You learn something new every day:
In Women, Hernias May Be Hidden Agony – NYTimes.com.
Unlike hernias in men, which are far more common, those that afflict women are usually small and internal and rarely cause an obvious bulge. Symptoms can be suggestive of other problems — ovarian cysts, fibroids, endometriosis or adhesions from a previous operation — but surgically correcting these conditions does not relieve the devastating pain.
“On average, women go through four prior surgeries, and some a lot more than that, before the real cause of their pain is identified,” said Dr. Deborah A. Metzger, a gynecologist in Los Altos, Calif., who specializes in chronic pelvic pain.
When a woman lies flat on the examining table, the signs and symptoms of a hernia disappear. And the usual exam, an ultrasound, rarely reveals the real problem. Lacking an accurate diagnosis, doctors often send patients to be drugged up by pain specialists and psychiatrists.

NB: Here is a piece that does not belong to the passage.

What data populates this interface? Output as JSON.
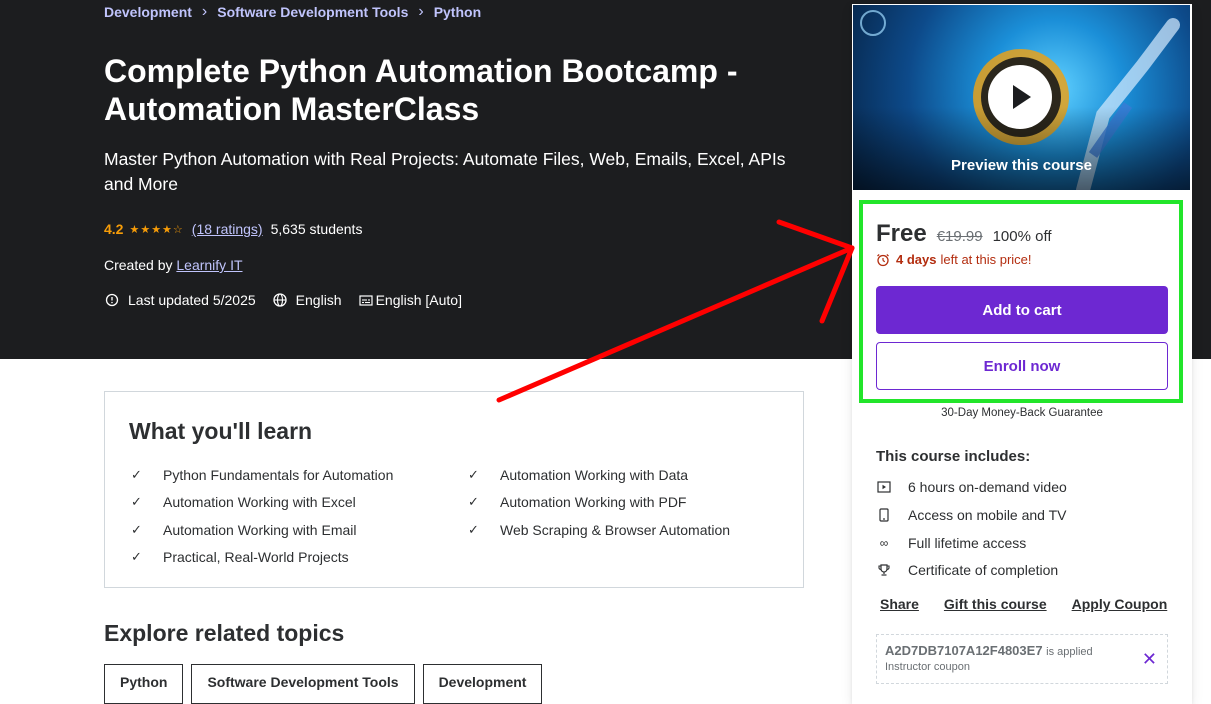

Not only is this something to keep in mind, the next time I have a client complaining of intermittent, undiagnosed abdominal pain, it helps to explain a few things.
First of all, when doctors can’t find the source of a problem, they often decide that the problem must be ‘psychosomatic,’ i.e. ‘not real.’ They may not directly say so, but sending a woman suffering from excrutiating abdominal pain to a psychiatrist can be an act of violence in itself. It sends the signal, “I don’t believe you,” and “you must be crazy.”
Second of all, it illustrates a scenario where non-invasive therapies like Reiki could appear to have an effect, however temporary. Lying flat on a table causes the hernia symptoms to disappear, and a treatment which mainly promotes relaxation–and thus the release of abdominal pressure caused by stress–could mask the symptoms for awhile longer.
This doesn’t mean I’m recommending Reiki for hernias. It does mean that I have a some better questions to ask in cases of pelvic pain.